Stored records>
========================================

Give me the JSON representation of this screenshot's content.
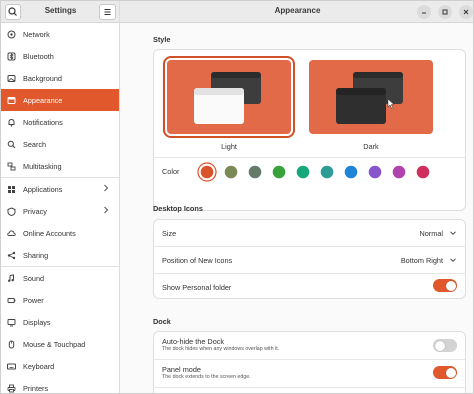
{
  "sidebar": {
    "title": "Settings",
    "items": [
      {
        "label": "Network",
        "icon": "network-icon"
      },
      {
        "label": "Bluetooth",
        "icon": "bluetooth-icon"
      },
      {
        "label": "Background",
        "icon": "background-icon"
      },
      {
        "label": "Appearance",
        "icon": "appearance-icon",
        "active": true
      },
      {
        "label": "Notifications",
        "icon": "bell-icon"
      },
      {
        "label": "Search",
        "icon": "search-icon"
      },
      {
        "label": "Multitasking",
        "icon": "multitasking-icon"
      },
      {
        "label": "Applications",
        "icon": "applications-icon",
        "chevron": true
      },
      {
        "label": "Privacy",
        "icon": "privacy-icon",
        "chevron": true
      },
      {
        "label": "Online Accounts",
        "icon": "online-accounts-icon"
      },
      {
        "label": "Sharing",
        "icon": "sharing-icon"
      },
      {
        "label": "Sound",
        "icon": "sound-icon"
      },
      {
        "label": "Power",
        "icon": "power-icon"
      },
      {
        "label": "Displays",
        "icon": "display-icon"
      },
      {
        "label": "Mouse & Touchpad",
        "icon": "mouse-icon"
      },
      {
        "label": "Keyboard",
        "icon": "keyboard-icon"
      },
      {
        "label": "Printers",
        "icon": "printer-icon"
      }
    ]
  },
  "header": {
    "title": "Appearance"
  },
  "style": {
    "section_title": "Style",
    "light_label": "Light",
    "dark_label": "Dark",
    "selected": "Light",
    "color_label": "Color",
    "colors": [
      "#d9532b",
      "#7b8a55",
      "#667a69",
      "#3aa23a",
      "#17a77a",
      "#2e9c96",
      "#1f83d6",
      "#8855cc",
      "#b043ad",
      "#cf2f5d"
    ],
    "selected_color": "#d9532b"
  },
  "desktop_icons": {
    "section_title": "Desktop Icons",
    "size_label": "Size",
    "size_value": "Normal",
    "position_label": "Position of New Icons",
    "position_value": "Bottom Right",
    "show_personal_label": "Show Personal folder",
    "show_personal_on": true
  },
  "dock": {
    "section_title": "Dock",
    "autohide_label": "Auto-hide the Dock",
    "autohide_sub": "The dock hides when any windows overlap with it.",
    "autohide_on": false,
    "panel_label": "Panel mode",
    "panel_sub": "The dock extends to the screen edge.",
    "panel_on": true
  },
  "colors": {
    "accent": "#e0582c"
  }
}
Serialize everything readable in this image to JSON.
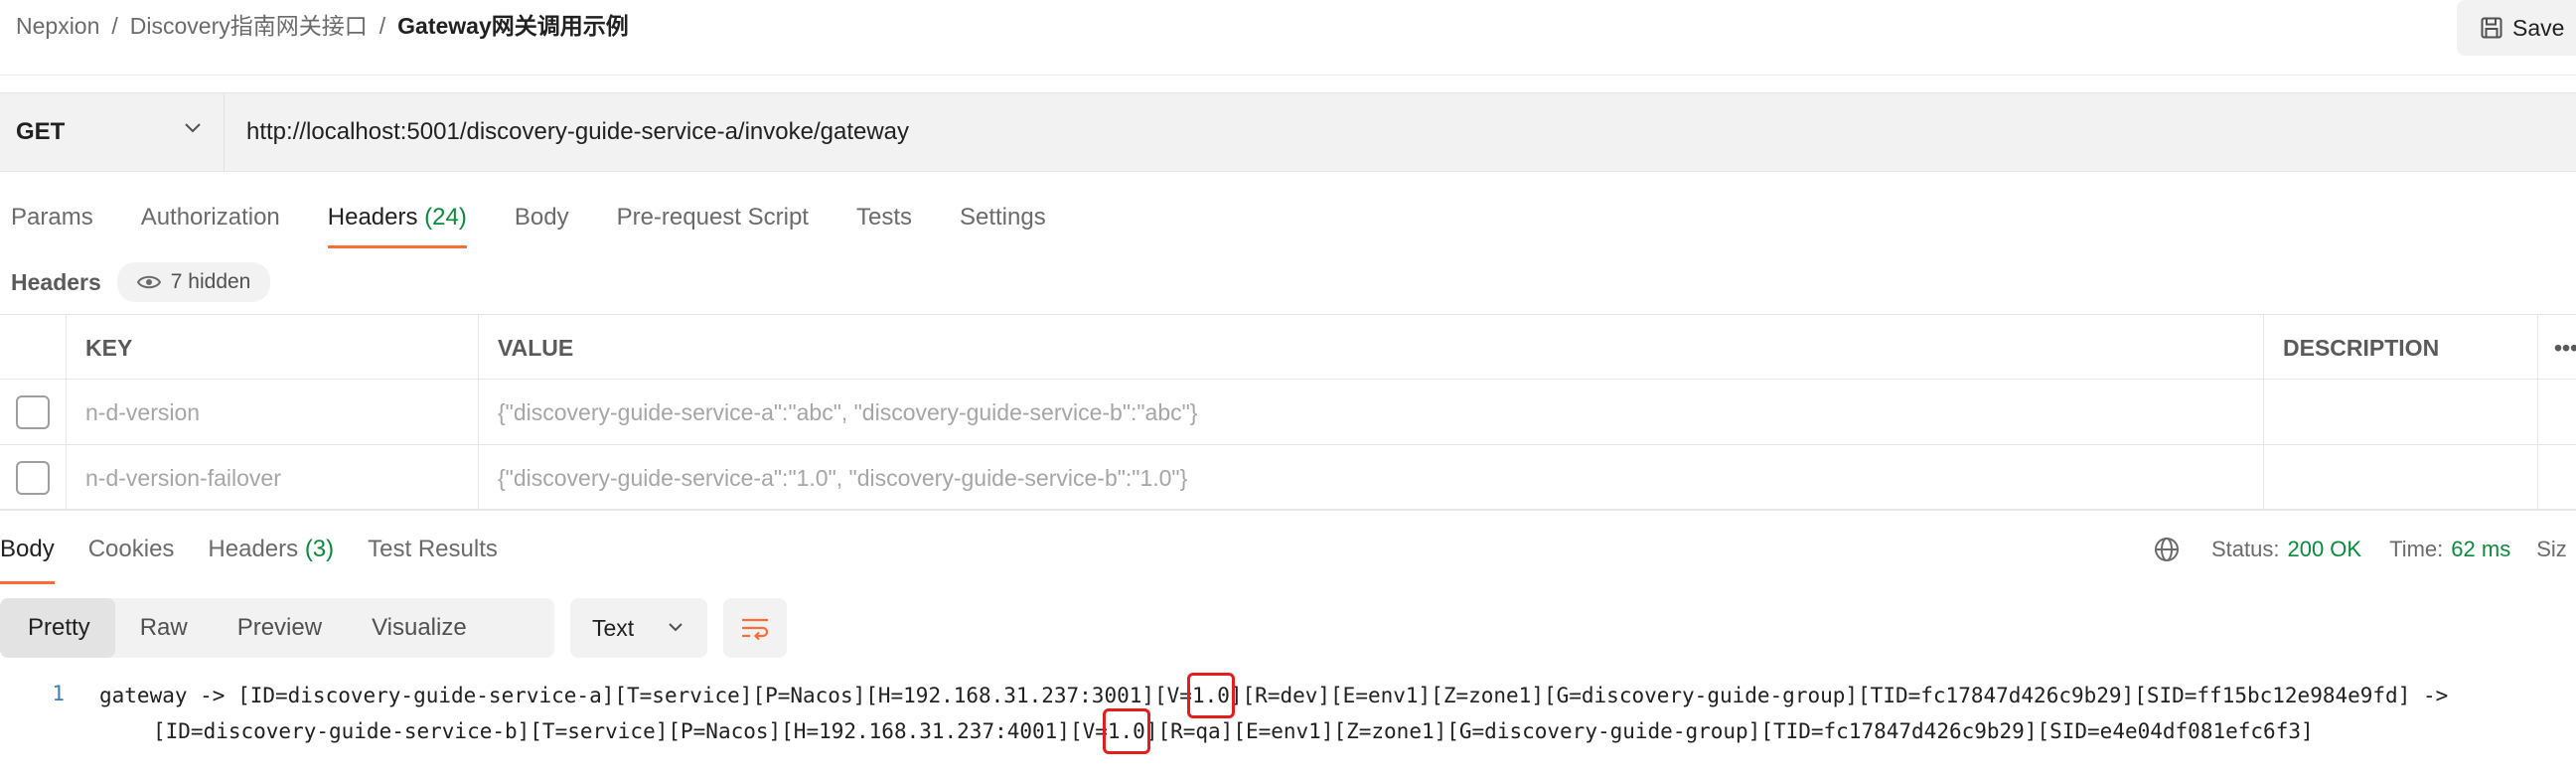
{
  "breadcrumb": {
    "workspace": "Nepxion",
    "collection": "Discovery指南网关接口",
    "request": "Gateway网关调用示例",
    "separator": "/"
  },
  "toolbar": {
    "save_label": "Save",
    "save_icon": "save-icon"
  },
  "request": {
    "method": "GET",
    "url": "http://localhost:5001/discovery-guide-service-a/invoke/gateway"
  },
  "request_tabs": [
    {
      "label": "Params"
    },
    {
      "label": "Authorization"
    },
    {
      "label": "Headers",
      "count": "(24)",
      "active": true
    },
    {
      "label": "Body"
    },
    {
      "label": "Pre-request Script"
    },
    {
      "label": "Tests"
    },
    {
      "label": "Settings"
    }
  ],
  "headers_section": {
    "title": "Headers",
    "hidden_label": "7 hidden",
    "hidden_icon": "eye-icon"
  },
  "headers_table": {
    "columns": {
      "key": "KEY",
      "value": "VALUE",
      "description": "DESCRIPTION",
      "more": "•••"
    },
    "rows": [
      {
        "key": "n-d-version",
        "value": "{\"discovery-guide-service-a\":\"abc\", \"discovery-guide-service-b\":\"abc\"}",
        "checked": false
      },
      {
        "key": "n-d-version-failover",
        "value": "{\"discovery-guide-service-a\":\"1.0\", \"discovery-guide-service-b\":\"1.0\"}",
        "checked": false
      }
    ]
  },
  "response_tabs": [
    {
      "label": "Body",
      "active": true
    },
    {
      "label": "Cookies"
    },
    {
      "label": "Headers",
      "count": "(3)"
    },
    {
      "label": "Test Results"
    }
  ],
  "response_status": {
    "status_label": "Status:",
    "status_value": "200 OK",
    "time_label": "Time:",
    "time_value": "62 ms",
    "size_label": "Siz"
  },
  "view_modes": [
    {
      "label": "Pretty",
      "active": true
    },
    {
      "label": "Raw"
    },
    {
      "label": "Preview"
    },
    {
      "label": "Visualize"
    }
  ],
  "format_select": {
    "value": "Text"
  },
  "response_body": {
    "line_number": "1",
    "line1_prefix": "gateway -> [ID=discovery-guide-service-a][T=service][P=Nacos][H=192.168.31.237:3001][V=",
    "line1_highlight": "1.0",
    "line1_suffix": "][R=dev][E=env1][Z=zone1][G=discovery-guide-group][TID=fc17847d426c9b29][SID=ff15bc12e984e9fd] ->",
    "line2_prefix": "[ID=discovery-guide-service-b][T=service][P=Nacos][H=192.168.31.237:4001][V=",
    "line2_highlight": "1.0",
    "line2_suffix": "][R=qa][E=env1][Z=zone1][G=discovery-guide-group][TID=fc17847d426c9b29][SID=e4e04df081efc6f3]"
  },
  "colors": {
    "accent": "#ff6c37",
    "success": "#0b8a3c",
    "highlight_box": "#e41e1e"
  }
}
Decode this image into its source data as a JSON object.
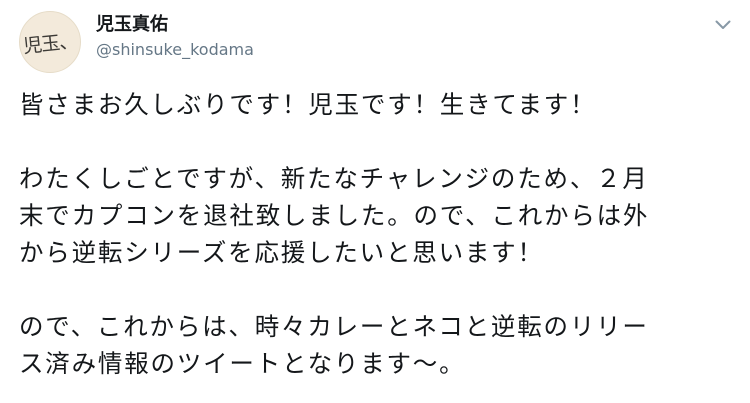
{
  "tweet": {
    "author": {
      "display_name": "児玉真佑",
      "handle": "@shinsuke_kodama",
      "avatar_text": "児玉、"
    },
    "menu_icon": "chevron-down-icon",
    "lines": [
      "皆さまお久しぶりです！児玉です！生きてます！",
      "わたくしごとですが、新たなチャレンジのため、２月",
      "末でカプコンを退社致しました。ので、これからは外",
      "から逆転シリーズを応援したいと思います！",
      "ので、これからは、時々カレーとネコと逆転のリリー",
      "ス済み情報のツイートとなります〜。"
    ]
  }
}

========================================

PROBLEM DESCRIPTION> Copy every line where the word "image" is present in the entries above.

SOLUTION TO THIS EXERCISE>
Serialize everything readable in this image to JSON.
Decode this image into its source data as a JSON object.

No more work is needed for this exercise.